28 hours on the sleeper bus with lack of food (what’s new, really?) and proper clothing, I felt as though my skin has grown on the sleeper bed, and we’ve become one being. But all these sufferings were compensated with the most epic border crossing experience between Laos and Vietnam. The immigration office for border crossing is between two mountains and since it was winter, the temperature showed no mercy and dipped below 10degcels.
If there’s one thing I could buy then, it will be patience. Waiting at the immigration office with our new English and French friends was not one of the best decisions at that point because whatever camaraderie forged with the Asian locals was replaced with the obnoxious invisible label across our foreheads “FUCKED UP FOREIGNERS”. But honestly, those hostilities only lasted as long as we were in the custom, and I could not care less; ultimately, the French couple’s (they were about 80 years old and I totally love their retirement spirits and bravery for backpacking) parental instinct lasted more than the 28 hours bus ride and made sure we shared a taxi with them after we got off.
It was 8pm and our supposedly couch host had decided to bail on us and I was on the verge of tears but I guess being dehydrated better controlled my tear glands. But as if I was Mother Teresa equivalent my previous life, I got a reply from another host almost immediately. Her house was located in the most strategic spot and can you imagine our excitement when we realized that on the ground level of her shophouse was a restaurant??? We forgot our mannerisms and were literally savages with our hot bowls of noodle soup, while our new just-got-robbed German friend, another couchsurfer, started infiltrating us with his weird philosophies and jaded life back home. Not like I minded another companion since apart from Ping, we haven’t really had proper conversations with anyone else.
I have had a long history with harsh winter; this winter was no different. This was actually one of the coldest winters recorded in Vietnam -- while we were in Hanoi, Sapa was already snowing and I remember it being a big hoohaa on international news. (The same period with the snowstorm in Northern Hemisphere.) If you were to ask me how I survived that backpacking during that winter (because I underestimated SEA’s winter and packed only my skanky summer clothes), I have no recollection. Call it the survival instincts, because no, Vietnamese are not a fan of fixing their water heaters and having heated beds.
I am guilty for over generalising Hanoi based on my experience in Ho Chi Minh previously and I was left dumbfounded when I realized how much more orderly the chaos in Hanoi is as compared to Ho Chi Minh's. No, the myth of closing your eyes to get to the other side of the road only works in Ho Chi Minh, because I nearly lost my unworthy life in Hanoi. My death would just be another fuck people do not give, how tragic. But we were addicted to waves of passing motorbikes while skillfully maneuvering our way around the chaos on the sidewalks – smokers, shopkeepers, kids running around, TukTuks, or just garbage. It was just the same pattern repeating over and over again for the entire day as we crawled from one place to another.

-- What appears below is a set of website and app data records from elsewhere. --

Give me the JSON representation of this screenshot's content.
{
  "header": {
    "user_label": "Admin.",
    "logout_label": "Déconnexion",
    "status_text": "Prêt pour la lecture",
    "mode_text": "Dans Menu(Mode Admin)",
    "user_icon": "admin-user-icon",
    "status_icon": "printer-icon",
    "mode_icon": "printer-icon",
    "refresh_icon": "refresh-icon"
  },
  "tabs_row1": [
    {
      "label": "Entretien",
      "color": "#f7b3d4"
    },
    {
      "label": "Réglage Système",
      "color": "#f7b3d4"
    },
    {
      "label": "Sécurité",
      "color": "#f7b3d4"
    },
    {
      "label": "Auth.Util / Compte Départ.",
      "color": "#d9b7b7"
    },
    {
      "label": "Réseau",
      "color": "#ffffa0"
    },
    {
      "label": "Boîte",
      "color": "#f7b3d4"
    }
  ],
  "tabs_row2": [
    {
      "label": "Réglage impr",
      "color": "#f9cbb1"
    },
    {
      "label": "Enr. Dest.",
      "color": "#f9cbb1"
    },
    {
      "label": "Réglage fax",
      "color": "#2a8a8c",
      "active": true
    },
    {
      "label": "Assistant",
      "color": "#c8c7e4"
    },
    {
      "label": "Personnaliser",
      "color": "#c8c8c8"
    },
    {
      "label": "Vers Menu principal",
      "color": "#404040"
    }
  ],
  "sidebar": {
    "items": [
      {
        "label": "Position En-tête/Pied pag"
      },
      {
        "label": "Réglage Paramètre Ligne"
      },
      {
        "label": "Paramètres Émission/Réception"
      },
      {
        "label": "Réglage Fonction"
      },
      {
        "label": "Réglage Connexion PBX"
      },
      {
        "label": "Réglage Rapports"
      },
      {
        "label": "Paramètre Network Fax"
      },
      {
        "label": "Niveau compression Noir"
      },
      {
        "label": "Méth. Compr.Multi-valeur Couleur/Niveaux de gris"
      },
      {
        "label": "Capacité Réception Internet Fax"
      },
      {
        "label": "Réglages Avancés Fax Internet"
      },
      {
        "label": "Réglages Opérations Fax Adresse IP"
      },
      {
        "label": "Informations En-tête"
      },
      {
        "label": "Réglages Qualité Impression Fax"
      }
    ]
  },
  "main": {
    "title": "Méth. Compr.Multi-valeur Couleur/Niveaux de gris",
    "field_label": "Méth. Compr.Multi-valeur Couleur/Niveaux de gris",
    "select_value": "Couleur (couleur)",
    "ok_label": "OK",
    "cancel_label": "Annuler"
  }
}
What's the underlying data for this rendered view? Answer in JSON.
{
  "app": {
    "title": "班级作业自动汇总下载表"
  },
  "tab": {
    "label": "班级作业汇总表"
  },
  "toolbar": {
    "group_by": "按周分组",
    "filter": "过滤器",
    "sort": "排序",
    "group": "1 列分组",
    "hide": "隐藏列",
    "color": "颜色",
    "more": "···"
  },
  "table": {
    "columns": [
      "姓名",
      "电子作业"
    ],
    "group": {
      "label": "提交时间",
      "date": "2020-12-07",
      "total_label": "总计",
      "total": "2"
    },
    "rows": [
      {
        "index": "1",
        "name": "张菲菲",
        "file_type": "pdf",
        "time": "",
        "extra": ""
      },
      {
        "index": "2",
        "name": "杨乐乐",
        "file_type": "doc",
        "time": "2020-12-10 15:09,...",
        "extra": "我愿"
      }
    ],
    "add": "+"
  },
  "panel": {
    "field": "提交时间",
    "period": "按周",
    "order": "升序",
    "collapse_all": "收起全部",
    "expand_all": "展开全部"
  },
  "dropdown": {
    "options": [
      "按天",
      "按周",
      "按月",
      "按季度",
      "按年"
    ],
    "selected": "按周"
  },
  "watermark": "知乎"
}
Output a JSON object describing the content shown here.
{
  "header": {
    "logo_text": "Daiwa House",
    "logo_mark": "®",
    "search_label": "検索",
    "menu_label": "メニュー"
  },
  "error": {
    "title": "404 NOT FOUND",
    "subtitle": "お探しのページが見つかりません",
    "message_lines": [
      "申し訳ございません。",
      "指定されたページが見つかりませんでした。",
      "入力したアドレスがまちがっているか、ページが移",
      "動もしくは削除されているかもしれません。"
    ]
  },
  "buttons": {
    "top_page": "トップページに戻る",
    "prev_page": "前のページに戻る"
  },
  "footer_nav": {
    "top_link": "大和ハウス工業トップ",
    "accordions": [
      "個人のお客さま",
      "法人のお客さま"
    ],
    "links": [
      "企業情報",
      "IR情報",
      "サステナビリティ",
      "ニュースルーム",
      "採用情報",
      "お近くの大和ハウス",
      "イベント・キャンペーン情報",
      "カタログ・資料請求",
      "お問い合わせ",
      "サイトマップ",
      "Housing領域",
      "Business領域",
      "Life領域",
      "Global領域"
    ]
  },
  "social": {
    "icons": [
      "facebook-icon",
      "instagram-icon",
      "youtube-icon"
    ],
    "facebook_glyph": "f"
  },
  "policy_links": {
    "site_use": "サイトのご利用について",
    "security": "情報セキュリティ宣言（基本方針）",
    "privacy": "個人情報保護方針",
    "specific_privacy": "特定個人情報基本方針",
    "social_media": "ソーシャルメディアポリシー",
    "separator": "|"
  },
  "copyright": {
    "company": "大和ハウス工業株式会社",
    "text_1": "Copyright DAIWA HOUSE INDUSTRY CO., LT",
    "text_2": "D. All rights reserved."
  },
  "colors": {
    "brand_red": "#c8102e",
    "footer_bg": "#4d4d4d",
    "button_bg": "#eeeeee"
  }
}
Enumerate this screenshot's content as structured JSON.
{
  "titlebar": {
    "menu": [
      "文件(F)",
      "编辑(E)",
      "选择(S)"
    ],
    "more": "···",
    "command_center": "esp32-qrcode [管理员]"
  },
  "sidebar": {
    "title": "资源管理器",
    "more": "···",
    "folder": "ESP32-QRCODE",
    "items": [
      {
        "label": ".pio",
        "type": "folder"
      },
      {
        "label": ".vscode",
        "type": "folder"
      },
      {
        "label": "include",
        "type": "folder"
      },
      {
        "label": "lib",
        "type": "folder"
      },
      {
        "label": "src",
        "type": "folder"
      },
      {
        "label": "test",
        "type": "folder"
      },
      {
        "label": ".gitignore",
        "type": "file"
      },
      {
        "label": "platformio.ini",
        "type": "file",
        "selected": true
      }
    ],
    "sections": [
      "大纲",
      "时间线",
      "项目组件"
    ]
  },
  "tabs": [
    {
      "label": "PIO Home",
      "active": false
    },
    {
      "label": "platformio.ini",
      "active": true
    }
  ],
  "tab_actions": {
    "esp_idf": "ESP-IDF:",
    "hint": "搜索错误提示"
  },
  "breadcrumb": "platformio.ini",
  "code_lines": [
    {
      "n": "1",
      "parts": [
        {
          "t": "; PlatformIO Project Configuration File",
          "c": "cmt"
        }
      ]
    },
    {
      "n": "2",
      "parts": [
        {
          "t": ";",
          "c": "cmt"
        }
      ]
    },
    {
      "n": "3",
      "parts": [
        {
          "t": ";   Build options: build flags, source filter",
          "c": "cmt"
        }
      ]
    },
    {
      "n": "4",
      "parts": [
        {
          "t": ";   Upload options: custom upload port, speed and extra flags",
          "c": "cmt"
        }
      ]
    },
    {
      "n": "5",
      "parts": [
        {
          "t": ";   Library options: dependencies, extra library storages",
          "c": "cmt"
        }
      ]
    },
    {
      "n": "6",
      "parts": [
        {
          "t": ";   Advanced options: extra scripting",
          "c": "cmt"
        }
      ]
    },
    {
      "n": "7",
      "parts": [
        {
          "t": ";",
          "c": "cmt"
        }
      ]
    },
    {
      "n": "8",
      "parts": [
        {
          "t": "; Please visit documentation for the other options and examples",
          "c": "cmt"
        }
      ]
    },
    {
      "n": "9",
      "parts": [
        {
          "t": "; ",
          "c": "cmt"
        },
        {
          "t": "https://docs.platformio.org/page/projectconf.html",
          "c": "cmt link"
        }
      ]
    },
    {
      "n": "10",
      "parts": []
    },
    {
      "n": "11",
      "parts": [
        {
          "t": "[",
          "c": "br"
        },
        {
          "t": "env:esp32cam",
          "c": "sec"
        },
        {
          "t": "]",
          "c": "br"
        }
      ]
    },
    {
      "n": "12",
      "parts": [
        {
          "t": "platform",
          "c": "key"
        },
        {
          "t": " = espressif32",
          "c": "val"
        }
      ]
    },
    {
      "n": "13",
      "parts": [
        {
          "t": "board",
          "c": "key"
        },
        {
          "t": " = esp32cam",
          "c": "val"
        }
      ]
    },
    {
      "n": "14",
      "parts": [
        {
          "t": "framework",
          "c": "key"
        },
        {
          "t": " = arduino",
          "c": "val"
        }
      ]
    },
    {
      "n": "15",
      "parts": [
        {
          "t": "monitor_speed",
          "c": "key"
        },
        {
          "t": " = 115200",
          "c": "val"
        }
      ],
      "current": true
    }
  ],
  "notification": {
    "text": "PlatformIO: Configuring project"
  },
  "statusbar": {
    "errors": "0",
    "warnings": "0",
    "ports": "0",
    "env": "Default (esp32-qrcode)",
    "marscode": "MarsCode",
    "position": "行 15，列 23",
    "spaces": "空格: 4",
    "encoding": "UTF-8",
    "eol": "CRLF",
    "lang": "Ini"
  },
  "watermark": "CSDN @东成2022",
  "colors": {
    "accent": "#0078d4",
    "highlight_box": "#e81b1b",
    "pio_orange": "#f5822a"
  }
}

|Ham Tu Quan|
|Refreshed after days of not showering|
|Hoa Kiem Lake|
|okay, more pictures of ourselves while we still look good|
|Our staple, Soi|